We know we are faced with at least 4 more hours of back-tracking, including the flying boat ride down the New River to the bus to the other boat. We run out of water, soft drinks, fruit, food and energy and poor Carlos never gets to keep anything in his stomach, all day. We finally approach the dock at Xanadu just as the sun is sinking rapidly into the sea, tired but happy travelers.
I seem to recall walking up the beach to, I think it was Blue Water Grill, where I intended to slowly sip a frozen Kalua Colada, but which I gulped greedily to “drop my core temperature”. This is critical therapy after a long, hot day’s trek into the jungle, be sure to make a note.
The day drew to a close with a wonderful meal (vaguely recalled), followed by a leisurely stroll (a bit wobbly from the boat movement still going on in my head) under the full moon back to Xanadu, and oblivion. We enjoyed our nightly walks along the beach under that full moon, in a brisk onshore breeze as we went to and from different restaurants.
The sun comes up and the birds start squawking about 5:30 am, so we were up too, getting an early (and s l o w) breakfast at Coconut’s up the beach. Later, we caught a boat to Hol Chan and snorkeled with the crowds – heaven knows what the place is like on season. It reminded me of cattle boats dumping crowds off at any number of sites in John Pennekamp State Park off Key Largo in Florida, my home. Oh well, it was cool and wet, with plenty of fish to see and hear.
Next stop was Shark Ray Alley. If one hasn’t been close to somewhat tame southern sting rays and nurse sharks, it’s a fun stop—perhaps. Personally, I’ve been there, done that after 30 years of diving and I truly don’t approve of grabbing sting rays or any other animal and forcefully holding it and stopping it from locomoting as it will. Much less do I approve of grabbing rays by their sensitive noses, where there are literally thousands of minute sensing cells that they use and need to help them feed. One large female had her tail bobbed off at the root and nobody can convince me that wasn’t done by a human hand—I was appalled to see her mutilation and she was particularly shy of being handled. Good for her!
Subsequent snorkel trips were private charters or nearly so, as we were visiting on off-season. We took a day trip over to Caye Caulker and snorkeled a half day there on broken, beat up, bleached-out reefs lacking the fish life we had seen off AC. Operators on AC told us the business is unregulated on CC and the folks there simply don’t care for their reef as do the operators on AC—I believe it. I’ve seen some pristine reefs in my time and I’ve watched the Florida keys decline from the late 1960s through the late 1990s, when some areas have begun to recover, but slowly. The shape of things to come off CC is not a pretty story- the reef will take decades to recover, if it gets the chance, between storms and being loved to death.

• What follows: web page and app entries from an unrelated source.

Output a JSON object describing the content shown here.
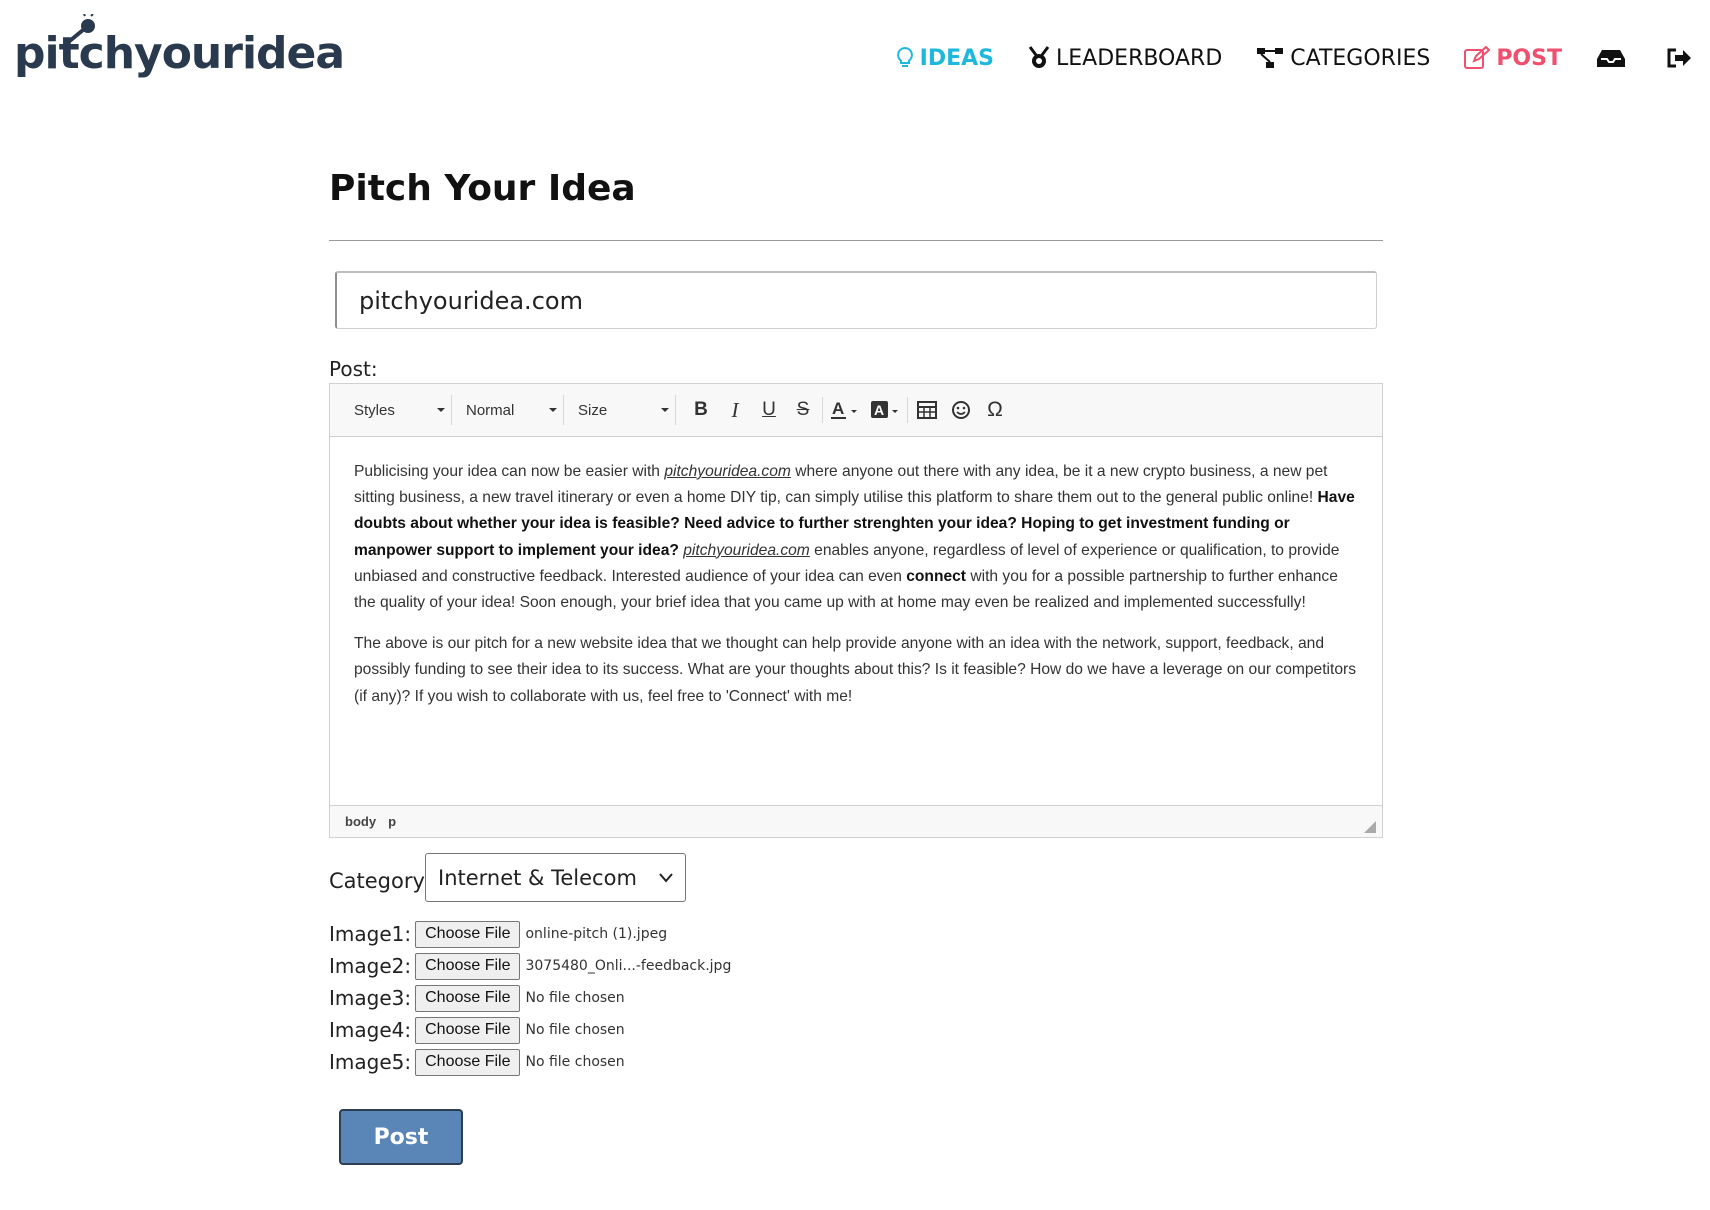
{
  "brand": {
    "logo_text": "pitchyouridea"
  },
  "nav": {
    "ideas": "IDEAS",
    "leaderboard": "LEADERBOARD",
    "categories": "CATEGORIES",
    "post": "POST",
    "icons": [
      "lightbulb-icon",
      "medal-icon",
      "sitemap-icon",
      "pencil-square-icon",
      "inbox-icon",
      "sign-out-icon"
    ],
    "colors": {
      "active": "#1eb8dd",
      "post": "#f0506e",
      "default": "#111111"
    }
  },
  "page": {
    "title": "Pitch Your Idea",
    "title_input_value": "pitchyouridea.com",
    "post_label": "Post:"
  },
  "editor": {
    "toolbar": {
      "styles": "Styles",
      "format": "Normal",
      "size": "Size"
    },
    "paragraph1": {
      "t1": "Publicising your idea can now be easier with ",
      "link1": "pitchyouridea.com",
      "t2": " where anyone out there with any idea, be it a new crypto business, a new pet sitting business, a new travel itinerary or even a home DIY tip, can simply utilise this platform to share them out to the general public online! ",
      "bold1": "Have doubts about whether your idea is feasible? Need advice to further strenghten your idea? Hoping to get investment funding or manpower support to implement your idea?",
      "t3": " ",
      "link2": "pitchyouridea.com",
      "t4": " enables anyone, regardless of level of experience or qualification, to provide unbiased and constructive feedback. Interested audience of your idea can even ",
      "bold2": "connect",
      "t5": " with you for a possible partnership to further enhance the quality of your idea! Soon enough, your brief idea that you came up with at home may even be realized and implemented successfully!"
    },
    "paragraph2": "The above is our pitch for a new website idea that we thought can help provide anyone with an idea with the network, support, feedback, and possibly funding to see their idea to its success. What are your thoughts about this? Is it feasible? How do we have a leverage on our competitors (if any)? If you wish to collaborate with us, feel free to 'Connect' with me!",
    "path": [
      "body",
      "p"
    ]
  },
  "category": {
    "label": "Category:",
    "selected": "Internet & Telecom"
  },
  "images": [
    {
      "label": "Image1:",
      "button": "Choose File",
      "file": "online-pitch (1).jpeg"
    },
    {
      "label": "Image2:",
      "button": "Choose File",
      "file": "3075480_Onli...-feedback.jpg"
    },
    {
      "label": "Image3:",
      "button": "Choose File",
      "file": "No file chosen"
    },
    {
      "label": "Image4:",
      "button": "Choose File",
      "file": "No file chosen"
    },
    {
      "label": "Image5:",
      "button": "Choose File",
      "file": "No file chosen"
    }
  ],
  "submit": {
    "label": "Post",
    "color": "#5a86b7"
  }
}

We spent a day sailing and snorkeling up the coast with Steve Rubio, owner of Unity Tours and captain of the No Rush catamaran. Steve is a friendly, knowledgeable and delightful host for an all day excursion snorkeling, fishing and beach BBQ-ing or an evening sunset sail or a ½ day snorkel trip.
Xanadu was our wonderful, relaxing, quiet home, not too far, not too close to the bustle of San Pedro town, which was as close as a walk or a bike ride.
All too soon it was time to retrace our steps, back to Tropic Air at the airport then to Belize City and the shock of arriving back in Atlanta to a cold, dreary, rainy Memorial Day weekend. We couldn’t even show off our tans, hidden as they were under long sleeves and jeans! Wahhh- take me back to Ambergris Caye, “la isla bonita”!
Post Script: We returned for a rainy Xmas week in 2006, where the highlight of the trip was snorkeling Bacalar Chico, a magnificently untouched marine environment up on the north (currently undeveloped) end of the island. If you want pristine snorkeling, get there quick, before the developers do!